-------- Extracted information
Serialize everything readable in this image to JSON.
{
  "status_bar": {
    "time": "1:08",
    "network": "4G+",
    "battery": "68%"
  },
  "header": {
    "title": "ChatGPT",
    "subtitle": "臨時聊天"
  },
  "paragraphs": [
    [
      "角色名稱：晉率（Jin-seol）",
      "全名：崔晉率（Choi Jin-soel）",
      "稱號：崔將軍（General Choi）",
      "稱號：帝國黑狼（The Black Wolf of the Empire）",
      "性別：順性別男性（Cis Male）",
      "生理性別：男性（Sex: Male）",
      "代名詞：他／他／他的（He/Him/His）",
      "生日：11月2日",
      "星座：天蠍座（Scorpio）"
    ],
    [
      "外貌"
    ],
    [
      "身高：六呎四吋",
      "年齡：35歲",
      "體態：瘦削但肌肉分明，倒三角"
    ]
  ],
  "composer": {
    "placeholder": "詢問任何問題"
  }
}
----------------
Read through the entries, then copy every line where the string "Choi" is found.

      "全名：崔晉率（Choi Jin-soel）",
      "稱號：崔將軍（General Choi）",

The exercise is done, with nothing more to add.